PROBLEM DESCRIPTION:
Reproduce the entries exactly, but keep the pictures out of the copy.

DATA FOR THIS TASK:

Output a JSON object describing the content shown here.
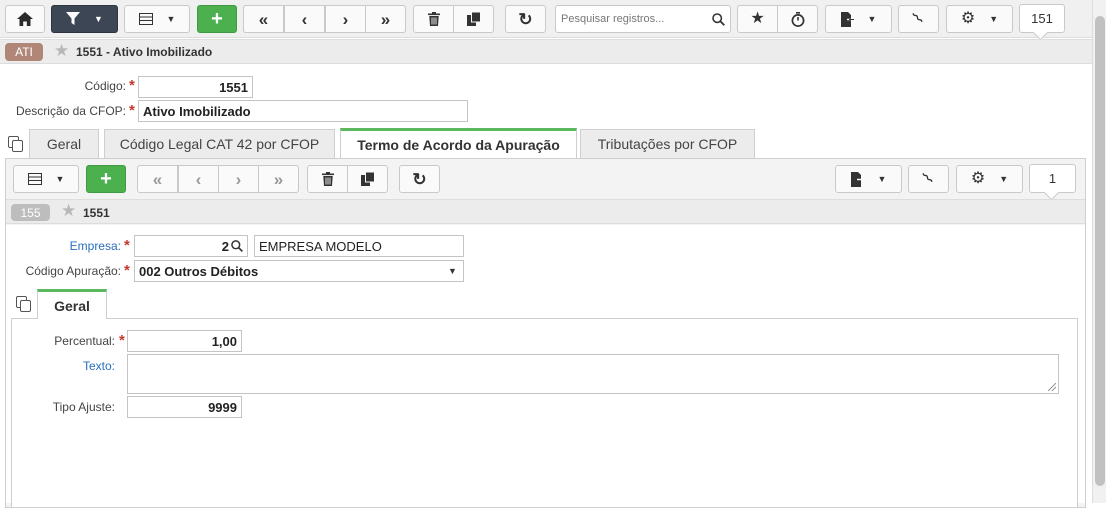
{
  "toolbar": {
    "search_placeholder": "Pesquisar registros...",
    "record_count": "151",
    "add_label": "+"
  },
  "record": {
    "badge": "ATI",
    "title": "1551 - Ativo Imobilizado",
    "badge_color": "#b08678"
  },
  "form": {
    "codigo_label": "Código:",
    "codigo_value": "1551",
    "descricao_label": "Descrição da CFOP:",
    "descricao_value": "Ativo Imobilizado"
  },
  "tabs": [
    {
      "label": "Geral"
    },
    {
      "label": "Código Legal CAT 42 por CFOP"
    },
    {
      "label": "Termo de Acordo da Apuração"
    },
    {
      "label": "Tributações por CFOP"
    }
  ],
  "subtoolbar": {
    "add_label": "+",
    "record_count": "1"
  },
  "subrecord": {
    "badge": "155",
    "title": "1551",
    "badge_color": "#bdbdbd"
  },
  "subform": {
    "empresa_label": "Empresa:",
    "empresa_code": "2",
    "empresa_name": "EMPRESA MODELO",
    "codigo_apuracao_label": "Código Apuração:",
    "codigo_apuracao_value": "002 Outros Débitos"
  },
  "subtabs": [
    {
      "label": "Geral"
    }
  ],
  "detail": {
    "percentual_label": "Percentual:",
    "percentual_value": "1,00",
    "texto_label": "Texto:",
    "texto_value": "",
    "tipo_ajuste_label": "Tipo Ajuste:",
    "tipo_ajuste_value": "9999"
  },
  "colors": {
    "accent_green": "#4cb04f",
    "tab_active_border": "#5cb85c",
    "dark_button": "#3d4654",
    "required": "#c0392b",
    "link_label": "#2a6ebb"
  }
}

EXERCISE RESPONSE:
Output a JSON object describing the content shown here.
{
  "toolbar": {
    "search_placeholder": "Pesquisar registros...",
    "record_count": "151",
    "add_label": "+"
  },
  "record": {
    "badge": "ATI",
    "title": "1551 - Ativo Imobilizado",
    "badge_color": "#b08678"
  },
  "form": {
    "codigo_label": "Código:",
    "codigo_value": "1551",
    "descricao_label": "Descrição da CFOP:",
    "descricao_value": "Ativo Imobilizado"
  },
  "tabs": [
    {
      "label": "Geral"
    },
    {
      "label": "Código Legal CAT 42 por CFOP"
    },
    {
      "label": "Termo de Acordo da Apuração"
    },
    {
      "label": "Tributações por CFOP"
    }
  ],
  "subtoolbar": {
    "add_label": "+",
    "record_count": "1"
  },
  "subrecord": {
    "badge": "155",
    "title": "1551",
    "badge_color": "#bdbdbd"
  },
  "subform": {
    "empresa_label": "Empresa:",
    "empresa_code": "2",
    "empresa_name": "EMPRESA MODELO",
    "codigo_apuracao_label": "Código Apuração:",
    "codigo_apuracao_value": "002 Outros Débitos"
  },
  "subtabs": [
    {
      "label": "Geral"
    }
  ],
  "detail": {
    "percentual_label": "Percentual:",
    "percentual_value": "1,00",
    "texto_label": "Texto:",
    "texto_value": "",
    "tipo_ajuste_label": "Tipo Ajuste:",
    "tipo_ajuste_value": "9999"
  },
  "colors": {
    "accent_green": "#4cb04f",
    "tab_active_border": "#5cb85c",
    "dark_button": "#3d4654",
    "required": "#c0392b",
    "link_label": "#2a6ebb"
  }
}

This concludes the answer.